Problem requirements:
Within the entries below, count the lines that hold the string "JSON" and give only that number.

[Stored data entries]
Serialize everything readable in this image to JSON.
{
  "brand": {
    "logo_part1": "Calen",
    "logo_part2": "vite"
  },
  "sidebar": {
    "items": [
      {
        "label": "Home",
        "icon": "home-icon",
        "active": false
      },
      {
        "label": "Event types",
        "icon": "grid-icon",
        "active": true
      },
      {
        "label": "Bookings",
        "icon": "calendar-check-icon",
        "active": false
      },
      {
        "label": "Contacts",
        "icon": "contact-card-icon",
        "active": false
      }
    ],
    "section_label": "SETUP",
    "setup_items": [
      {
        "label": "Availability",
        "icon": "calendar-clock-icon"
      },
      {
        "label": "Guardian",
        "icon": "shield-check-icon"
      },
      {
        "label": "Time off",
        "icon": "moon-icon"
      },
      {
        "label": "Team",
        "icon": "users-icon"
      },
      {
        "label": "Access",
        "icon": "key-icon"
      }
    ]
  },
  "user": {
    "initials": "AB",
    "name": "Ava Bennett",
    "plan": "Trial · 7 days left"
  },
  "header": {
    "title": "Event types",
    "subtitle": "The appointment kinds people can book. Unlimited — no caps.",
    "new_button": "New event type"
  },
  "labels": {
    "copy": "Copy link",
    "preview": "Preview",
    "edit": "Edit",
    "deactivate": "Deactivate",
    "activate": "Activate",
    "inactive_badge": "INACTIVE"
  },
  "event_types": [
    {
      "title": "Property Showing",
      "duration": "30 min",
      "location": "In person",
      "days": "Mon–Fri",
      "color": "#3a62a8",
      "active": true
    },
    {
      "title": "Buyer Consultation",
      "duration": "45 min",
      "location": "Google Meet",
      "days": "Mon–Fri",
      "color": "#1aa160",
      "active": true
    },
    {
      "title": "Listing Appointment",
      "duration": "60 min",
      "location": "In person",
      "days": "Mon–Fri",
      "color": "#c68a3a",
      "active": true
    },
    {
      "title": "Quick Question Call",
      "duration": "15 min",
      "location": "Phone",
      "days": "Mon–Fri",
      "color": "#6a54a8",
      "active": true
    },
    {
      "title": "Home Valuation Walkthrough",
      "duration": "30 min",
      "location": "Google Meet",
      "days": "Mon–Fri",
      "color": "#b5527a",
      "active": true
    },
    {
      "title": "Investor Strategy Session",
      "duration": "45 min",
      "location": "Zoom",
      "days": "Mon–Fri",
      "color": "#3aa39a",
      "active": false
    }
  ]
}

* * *

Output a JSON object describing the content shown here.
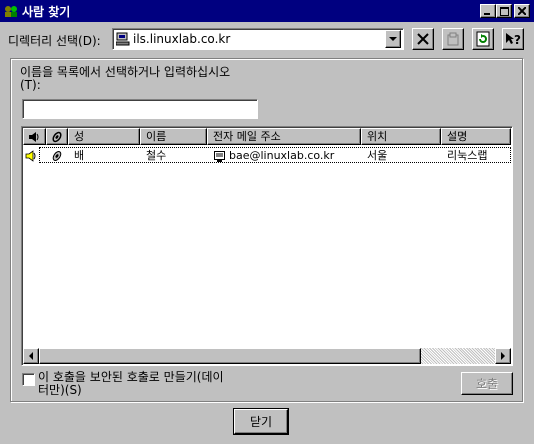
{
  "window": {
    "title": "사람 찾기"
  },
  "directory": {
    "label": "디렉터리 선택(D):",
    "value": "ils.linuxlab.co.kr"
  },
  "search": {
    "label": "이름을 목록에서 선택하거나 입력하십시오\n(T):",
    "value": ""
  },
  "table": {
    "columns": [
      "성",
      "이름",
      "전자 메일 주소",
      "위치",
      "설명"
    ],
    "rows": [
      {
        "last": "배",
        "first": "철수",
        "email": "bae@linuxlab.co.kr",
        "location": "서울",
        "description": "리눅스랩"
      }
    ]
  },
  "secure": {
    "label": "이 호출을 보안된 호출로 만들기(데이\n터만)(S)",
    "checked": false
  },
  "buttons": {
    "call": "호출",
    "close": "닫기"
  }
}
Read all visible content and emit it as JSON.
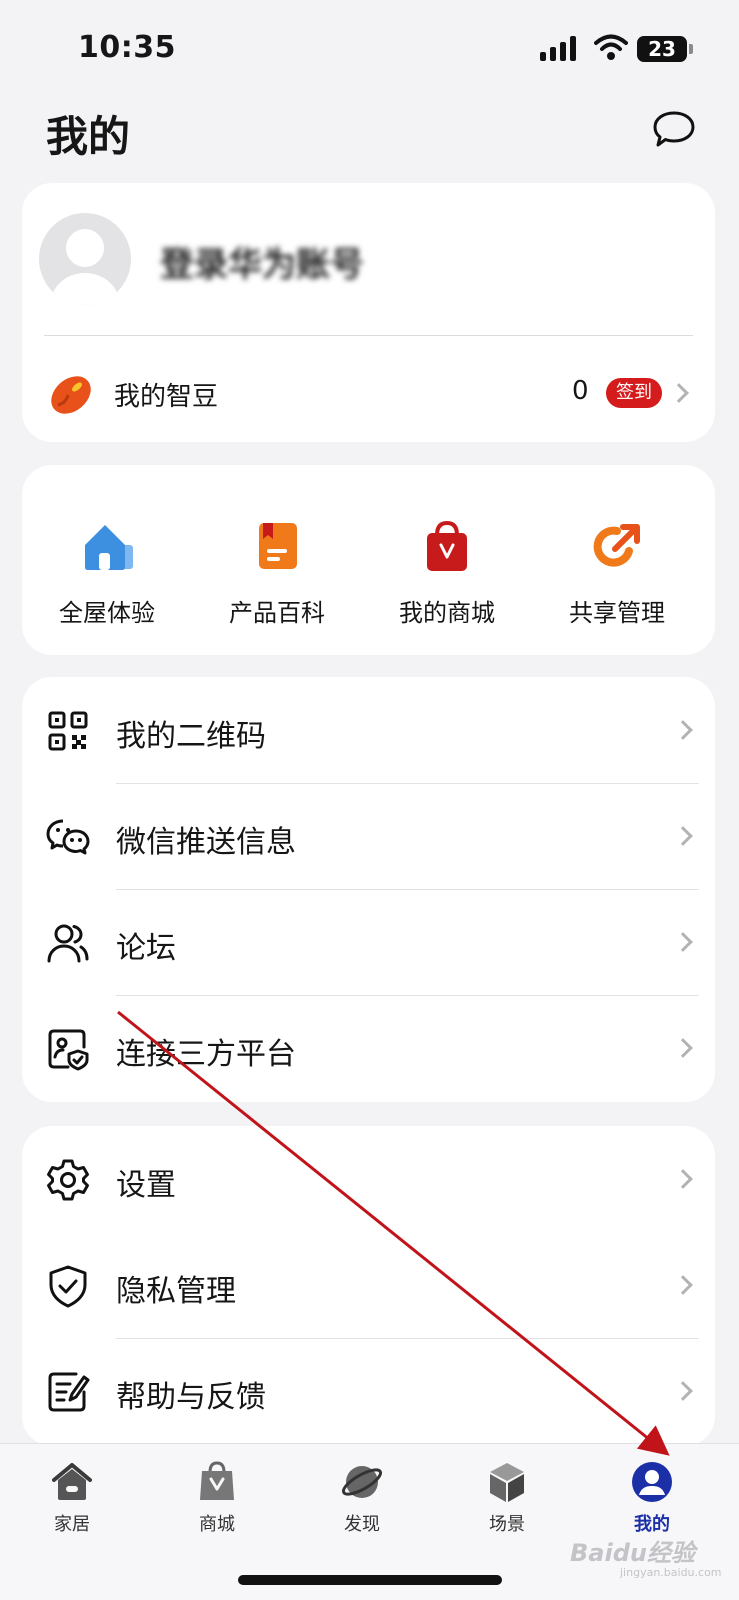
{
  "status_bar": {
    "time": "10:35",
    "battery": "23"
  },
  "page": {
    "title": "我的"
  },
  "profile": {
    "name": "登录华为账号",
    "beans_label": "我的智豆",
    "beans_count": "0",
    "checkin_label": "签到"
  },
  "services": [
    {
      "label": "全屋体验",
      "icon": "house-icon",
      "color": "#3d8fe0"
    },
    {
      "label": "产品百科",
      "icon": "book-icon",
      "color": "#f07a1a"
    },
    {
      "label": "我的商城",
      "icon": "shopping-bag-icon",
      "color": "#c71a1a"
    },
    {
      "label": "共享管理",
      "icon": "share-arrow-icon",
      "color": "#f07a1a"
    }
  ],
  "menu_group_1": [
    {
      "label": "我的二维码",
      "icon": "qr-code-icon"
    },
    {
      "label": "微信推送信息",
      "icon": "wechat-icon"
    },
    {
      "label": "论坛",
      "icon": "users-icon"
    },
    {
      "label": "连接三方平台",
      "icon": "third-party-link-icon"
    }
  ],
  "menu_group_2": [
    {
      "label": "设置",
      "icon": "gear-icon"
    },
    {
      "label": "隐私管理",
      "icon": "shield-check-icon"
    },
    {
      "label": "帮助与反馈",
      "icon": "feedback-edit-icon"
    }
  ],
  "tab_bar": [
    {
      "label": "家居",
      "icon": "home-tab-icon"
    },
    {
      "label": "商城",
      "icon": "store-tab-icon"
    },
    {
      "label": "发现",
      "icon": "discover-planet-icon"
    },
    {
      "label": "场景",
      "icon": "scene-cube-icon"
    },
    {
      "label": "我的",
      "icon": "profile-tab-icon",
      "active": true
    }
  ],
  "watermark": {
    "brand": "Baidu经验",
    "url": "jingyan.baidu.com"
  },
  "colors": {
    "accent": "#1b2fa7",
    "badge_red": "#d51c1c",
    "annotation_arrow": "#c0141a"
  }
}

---

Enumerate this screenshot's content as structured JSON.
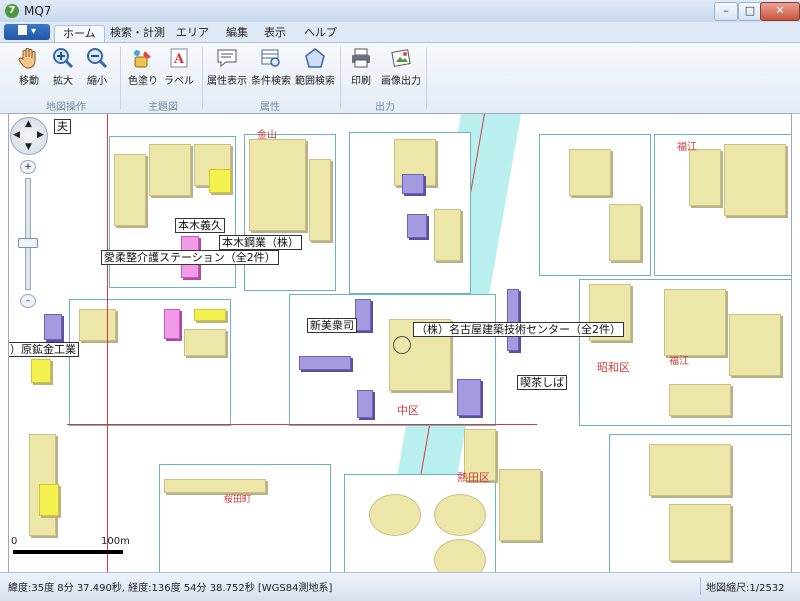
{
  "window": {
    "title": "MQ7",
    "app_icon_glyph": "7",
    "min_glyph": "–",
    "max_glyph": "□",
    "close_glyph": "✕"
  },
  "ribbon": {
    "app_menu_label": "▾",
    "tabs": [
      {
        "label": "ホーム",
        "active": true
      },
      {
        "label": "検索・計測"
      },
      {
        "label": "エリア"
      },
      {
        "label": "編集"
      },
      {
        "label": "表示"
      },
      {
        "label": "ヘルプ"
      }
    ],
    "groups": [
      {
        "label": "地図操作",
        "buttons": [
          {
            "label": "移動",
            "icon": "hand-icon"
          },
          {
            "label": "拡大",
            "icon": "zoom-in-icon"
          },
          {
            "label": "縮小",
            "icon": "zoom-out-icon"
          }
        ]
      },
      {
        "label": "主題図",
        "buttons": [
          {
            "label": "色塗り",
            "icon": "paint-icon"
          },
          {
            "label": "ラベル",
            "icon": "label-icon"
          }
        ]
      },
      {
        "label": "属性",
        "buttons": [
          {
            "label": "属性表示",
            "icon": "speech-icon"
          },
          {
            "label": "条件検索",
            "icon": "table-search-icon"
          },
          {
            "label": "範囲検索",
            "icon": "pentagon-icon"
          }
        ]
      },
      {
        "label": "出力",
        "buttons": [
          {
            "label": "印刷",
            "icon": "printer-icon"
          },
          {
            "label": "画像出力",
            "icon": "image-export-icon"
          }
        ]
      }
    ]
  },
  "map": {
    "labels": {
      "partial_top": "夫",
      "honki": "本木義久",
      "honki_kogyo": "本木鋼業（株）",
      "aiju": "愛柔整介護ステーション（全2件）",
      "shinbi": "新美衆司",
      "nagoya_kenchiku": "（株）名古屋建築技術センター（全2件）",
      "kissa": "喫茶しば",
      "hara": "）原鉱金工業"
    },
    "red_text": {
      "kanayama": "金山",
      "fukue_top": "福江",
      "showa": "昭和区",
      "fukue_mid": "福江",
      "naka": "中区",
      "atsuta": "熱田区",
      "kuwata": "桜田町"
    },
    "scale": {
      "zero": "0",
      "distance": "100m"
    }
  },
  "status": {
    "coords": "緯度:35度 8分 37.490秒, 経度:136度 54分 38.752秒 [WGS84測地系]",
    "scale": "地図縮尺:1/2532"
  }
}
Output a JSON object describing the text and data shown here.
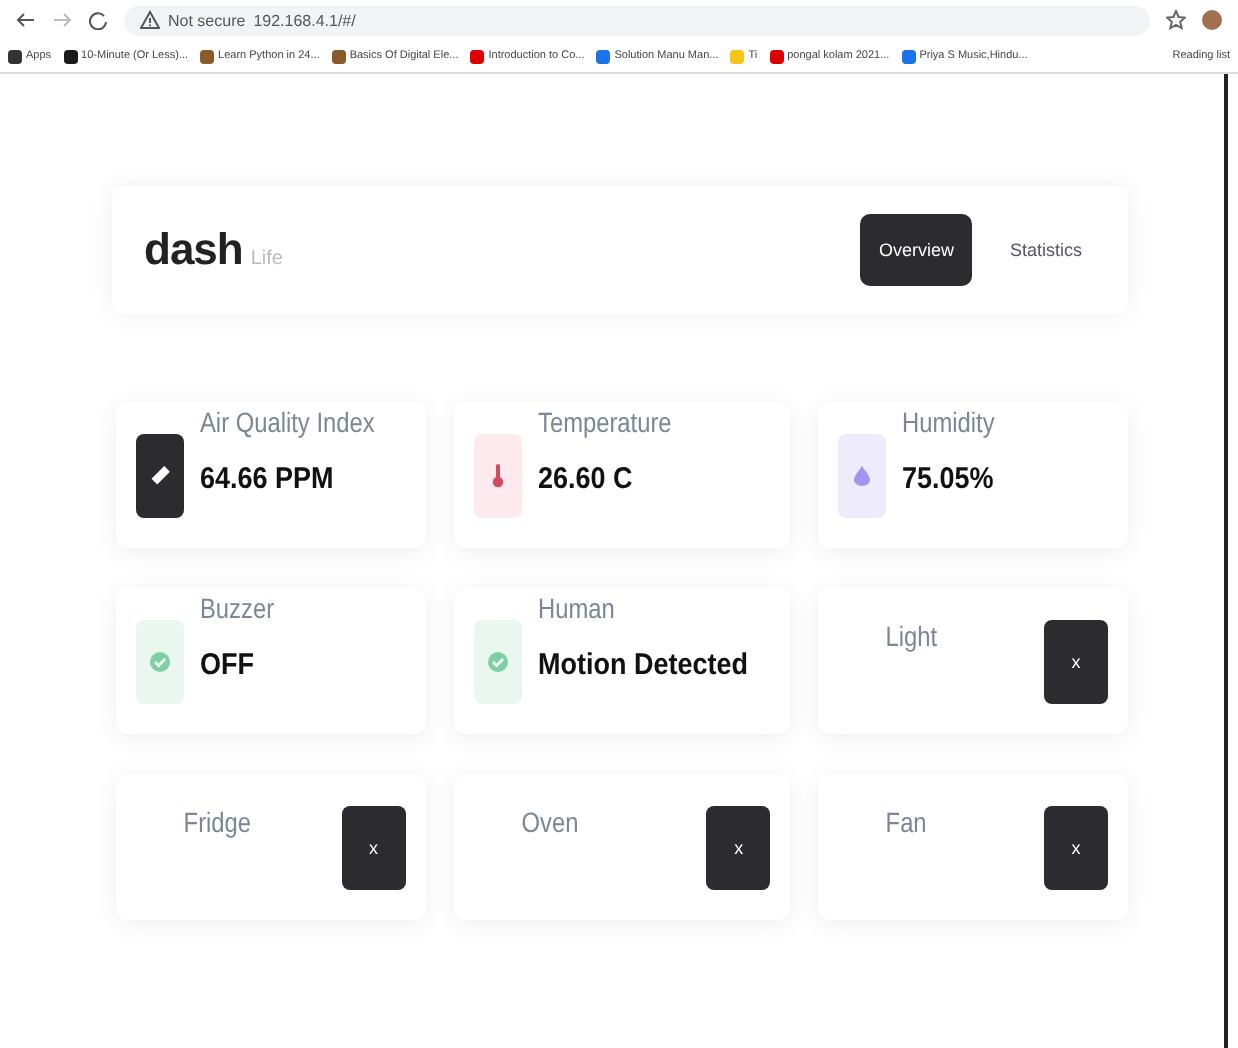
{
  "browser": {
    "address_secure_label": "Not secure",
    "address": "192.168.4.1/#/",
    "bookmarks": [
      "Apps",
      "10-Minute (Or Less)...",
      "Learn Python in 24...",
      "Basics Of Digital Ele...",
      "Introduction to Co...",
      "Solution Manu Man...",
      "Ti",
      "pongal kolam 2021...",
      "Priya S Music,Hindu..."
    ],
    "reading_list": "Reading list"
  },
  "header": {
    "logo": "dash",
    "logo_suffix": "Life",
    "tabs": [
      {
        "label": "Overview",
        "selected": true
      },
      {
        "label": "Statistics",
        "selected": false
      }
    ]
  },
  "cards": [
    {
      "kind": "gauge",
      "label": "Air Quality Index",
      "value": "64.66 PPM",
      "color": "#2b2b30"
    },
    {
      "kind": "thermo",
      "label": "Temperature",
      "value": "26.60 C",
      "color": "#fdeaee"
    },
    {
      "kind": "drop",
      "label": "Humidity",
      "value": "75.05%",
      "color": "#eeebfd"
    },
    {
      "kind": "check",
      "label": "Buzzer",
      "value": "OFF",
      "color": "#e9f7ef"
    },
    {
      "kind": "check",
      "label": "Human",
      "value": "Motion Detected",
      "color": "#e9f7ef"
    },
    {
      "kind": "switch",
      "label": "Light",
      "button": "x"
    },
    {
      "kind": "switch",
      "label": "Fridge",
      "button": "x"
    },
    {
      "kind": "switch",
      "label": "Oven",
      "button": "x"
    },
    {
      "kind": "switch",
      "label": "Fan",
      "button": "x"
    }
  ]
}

Output of the task:
5